Record set:
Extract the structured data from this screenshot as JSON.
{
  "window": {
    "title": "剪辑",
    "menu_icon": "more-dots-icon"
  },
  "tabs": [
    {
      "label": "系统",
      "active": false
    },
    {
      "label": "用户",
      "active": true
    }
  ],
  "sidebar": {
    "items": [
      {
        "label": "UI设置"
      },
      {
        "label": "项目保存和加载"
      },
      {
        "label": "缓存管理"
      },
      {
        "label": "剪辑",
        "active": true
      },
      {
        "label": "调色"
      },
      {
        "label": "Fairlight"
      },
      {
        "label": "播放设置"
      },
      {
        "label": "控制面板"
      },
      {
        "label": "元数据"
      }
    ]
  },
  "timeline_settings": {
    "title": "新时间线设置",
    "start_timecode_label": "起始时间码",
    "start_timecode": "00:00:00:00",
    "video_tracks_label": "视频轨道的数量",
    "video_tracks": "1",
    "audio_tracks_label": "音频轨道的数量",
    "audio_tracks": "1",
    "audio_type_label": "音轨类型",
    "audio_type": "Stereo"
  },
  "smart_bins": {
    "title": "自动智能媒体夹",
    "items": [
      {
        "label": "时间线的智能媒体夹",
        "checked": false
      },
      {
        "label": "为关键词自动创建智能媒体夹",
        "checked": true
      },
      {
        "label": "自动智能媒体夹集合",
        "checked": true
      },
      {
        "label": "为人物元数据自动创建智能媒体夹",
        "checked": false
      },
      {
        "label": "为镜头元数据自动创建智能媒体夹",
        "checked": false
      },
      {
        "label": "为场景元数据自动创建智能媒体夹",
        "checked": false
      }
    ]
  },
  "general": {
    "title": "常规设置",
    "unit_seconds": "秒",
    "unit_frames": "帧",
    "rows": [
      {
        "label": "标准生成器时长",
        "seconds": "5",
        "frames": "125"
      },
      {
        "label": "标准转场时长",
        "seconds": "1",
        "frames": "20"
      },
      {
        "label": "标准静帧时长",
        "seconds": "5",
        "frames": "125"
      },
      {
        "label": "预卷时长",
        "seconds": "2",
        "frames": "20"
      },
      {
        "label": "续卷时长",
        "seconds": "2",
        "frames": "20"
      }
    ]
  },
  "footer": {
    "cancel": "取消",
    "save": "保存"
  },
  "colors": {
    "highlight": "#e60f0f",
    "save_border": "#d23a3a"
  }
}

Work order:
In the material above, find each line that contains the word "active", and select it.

Answer area:
      "active": false
      "active": true
        "active": true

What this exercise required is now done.